Kolodny says he doesn't have any specific policy recommendations, and he wouldn't completely prohibit opiate therapy for chronic pain. Rather, he advocates primary prevention by changing attitudes and educating physicians about what he perceives to be the dangers of opioid treatment. "If someone has, say, chronic hip pain, I'd tell them to manage it with Tylenol," Kolodny says. "On really bad days, maybe they take a single Vicodin from a locked medicine cabinet." Kolodny also advocates for better diagnosis and treatment for those who are already addicted.
Even the general goals of public policy are in dispute. Christopher's organization stresses balance between two public health issues: the treatment of pain, and the problem of addiction. "These are both problems, but I think there's a rush to link the two, and there's no evidence of a causal link between them," she says.
Kolodny disagrees. "There's no question that the move toward treating chronic pain patients with opioids is leading to overdose and death. The opioid advocates will talk about balance, but this isn't about balance. This treatment is harming far more people than it's helping."
The more strident pain patient advocacy groups also eschew balance between treatment and addiction, because, they say, the two are separate issues, and shouldn't be compared. They stress that the treatment of pain is completely separate from control -- that the actions of addicts and drug dealers should have no impact on how doctors treat pain patients.
Szalavitz, herself a former heroin addict who now writes about the pain issue, has a unique perspective. "I often feel guilty about this.

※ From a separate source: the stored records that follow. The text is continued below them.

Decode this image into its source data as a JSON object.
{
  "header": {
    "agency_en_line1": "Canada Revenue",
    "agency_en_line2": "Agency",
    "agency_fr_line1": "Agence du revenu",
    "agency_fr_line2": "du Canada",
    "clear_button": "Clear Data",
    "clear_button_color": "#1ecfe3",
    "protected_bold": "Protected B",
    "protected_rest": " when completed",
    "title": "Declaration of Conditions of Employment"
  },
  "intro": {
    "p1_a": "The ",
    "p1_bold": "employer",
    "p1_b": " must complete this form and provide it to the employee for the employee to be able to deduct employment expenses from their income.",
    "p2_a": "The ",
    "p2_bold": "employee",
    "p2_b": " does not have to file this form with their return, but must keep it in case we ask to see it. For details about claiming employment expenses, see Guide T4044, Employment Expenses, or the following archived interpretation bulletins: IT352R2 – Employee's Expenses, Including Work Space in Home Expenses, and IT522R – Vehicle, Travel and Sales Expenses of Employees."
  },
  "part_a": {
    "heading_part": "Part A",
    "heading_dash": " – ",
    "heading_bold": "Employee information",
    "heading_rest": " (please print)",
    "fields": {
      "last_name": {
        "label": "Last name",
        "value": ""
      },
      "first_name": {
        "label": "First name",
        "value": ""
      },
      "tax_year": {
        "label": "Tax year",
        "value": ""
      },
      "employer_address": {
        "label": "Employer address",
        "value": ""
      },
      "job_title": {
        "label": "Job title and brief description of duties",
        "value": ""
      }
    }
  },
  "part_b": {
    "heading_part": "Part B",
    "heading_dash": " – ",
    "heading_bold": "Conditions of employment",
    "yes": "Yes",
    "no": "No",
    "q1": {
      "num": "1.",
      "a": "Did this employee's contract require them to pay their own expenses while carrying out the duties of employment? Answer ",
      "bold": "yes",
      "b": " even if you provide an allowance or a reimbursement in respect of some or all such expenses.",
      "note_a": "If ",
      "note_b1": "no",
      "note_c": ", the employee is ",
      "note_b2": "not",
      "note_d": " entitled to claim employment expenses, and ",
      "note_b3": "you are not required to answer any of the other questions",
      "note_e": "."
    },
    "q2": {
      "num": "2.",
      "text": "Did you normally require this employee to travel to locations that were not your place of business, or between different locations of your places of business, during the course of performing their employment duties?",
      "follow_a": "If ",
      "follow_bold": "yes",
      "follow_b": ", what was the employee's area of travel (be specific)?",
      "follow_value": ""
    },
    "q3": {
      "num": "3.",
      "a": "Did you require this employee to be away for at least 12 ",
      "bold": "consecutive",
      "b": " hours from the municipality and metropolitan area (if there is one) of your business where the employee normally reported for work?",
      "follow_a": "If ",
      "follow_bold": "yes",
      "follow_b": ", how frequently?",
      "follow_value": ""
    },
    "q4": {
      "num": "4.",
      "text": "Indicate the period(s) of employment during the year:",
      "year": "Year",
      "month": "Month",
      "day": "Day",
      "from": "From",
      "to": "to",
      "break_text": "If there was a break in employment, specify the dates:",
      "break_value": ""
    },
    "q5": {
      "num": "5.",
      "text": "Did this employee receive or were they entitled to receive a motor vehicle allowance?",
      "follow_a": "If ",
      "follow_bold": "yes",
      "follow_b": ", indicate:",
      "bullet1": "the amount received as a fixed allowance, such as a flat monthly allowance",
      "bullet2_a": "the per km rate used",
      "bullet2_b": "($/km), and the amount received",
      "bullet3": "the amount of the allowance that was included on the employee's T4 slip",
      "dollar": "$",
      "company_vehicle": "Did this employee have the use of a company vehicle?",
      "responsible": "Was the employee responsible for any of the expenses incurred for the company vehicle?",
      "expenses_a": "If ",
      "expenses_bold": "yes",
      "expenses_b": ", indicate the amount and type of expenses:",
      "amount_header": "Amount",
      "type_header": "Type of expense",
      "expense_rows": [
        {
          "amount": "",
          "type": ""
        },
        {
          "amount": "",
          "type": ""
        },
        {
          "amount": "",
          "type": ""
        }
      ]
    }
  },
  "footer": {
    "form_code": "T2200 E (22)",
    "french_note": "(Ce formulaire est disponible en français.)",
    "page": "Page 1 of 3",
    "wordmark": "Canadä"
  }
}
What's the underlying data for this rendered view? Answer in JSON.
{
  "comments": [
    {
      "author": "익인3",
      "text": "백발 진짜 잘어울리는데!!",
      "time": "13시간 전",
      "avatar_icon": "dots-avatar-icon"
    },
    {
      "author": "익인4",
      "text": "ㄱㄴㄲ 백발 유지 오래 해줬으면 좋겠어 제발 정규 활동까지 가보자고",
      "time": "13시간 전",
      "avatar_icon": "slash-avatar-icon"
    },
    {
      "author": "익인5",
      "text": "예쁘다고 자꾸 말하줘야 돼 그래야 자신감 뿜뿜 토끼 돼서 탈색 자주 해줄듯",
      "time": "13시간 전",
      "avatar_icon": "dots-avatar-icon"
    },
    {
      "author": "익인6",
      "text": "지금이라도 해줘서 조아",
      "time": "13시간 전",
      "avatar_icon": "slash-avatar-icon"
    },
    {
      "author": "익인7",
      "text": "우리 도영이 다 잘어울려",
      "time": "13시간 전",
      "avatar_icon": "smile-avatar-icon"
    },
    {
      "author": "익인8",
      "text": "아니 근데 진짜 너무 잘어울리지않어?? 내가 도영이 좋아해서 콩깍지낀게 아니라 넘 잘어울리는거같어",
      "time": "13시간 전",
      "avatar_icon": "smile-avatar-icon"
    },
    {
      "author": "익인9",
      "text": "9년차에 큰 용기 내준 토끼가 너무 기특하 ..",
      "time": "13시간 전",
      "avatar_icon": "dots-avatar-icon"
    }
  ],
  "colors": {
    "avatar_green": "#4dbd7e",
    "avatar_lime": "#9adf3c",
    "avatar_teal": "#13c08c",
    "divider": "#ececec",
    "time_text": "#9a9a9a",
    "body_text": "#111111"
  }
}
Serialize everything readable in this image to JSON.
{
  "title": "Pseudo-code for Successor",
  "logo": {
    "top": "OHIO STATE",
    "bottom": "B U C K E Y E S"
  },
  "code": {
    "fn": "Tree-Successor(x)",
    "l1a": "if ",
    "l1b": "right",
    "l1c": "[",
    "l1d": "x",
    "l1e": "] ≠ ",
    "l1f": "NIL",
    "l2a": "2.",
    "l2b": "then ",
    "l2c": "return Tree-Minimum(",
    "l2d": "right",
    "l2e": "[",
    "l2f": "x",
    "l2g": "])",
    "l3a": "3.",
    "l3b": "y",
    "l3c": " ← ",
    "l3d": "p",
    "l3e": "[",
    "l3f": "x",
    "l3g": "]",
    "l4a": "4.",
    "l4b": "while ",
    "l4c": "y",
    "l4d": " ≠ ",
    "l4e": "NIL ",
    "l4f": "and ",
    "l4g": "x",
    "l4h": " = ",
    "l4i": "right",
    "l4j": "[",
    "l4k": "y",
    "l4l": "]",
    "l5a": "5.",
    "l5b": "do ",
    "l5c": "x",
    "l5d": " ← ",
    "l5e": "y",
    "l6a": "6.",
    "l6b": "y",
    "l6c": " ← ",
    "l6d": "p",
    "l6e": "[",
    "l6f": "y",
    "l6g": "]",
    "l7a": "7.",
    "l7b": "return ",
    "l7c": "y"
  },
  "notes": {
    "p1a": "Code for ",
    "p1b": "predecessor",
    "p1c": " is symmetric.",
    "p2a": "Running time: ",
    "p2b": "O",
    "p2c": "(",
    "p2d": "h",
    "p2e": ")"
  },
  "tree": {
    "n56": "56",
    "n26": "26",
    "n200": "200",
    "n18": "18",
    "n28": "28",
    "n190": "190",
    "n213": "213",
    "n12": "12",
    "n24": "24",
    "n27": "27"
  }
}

Because I had a problem, an addiction problem, and because of the existence of people like me, pain patients are now made to suffer."
CLARIFICATION: Russell Portenoy is paraphrased in this article to say he didn't consent to the use of a recorded interview with him in a video by Physicians for Responsible Opioid Prescribing (PROP). In an email Portenoy clarifies that he did sign a consent form allowing for any use of the video, but he did so under the impression that the video would be about finding balance in opioid treatment, not for the video that was eventually produced, which stresses the addiction potential of opioids. Andrew Kolodny of PROP insists that the portions of Portenoy's interview that were used for the video were not taken out of context.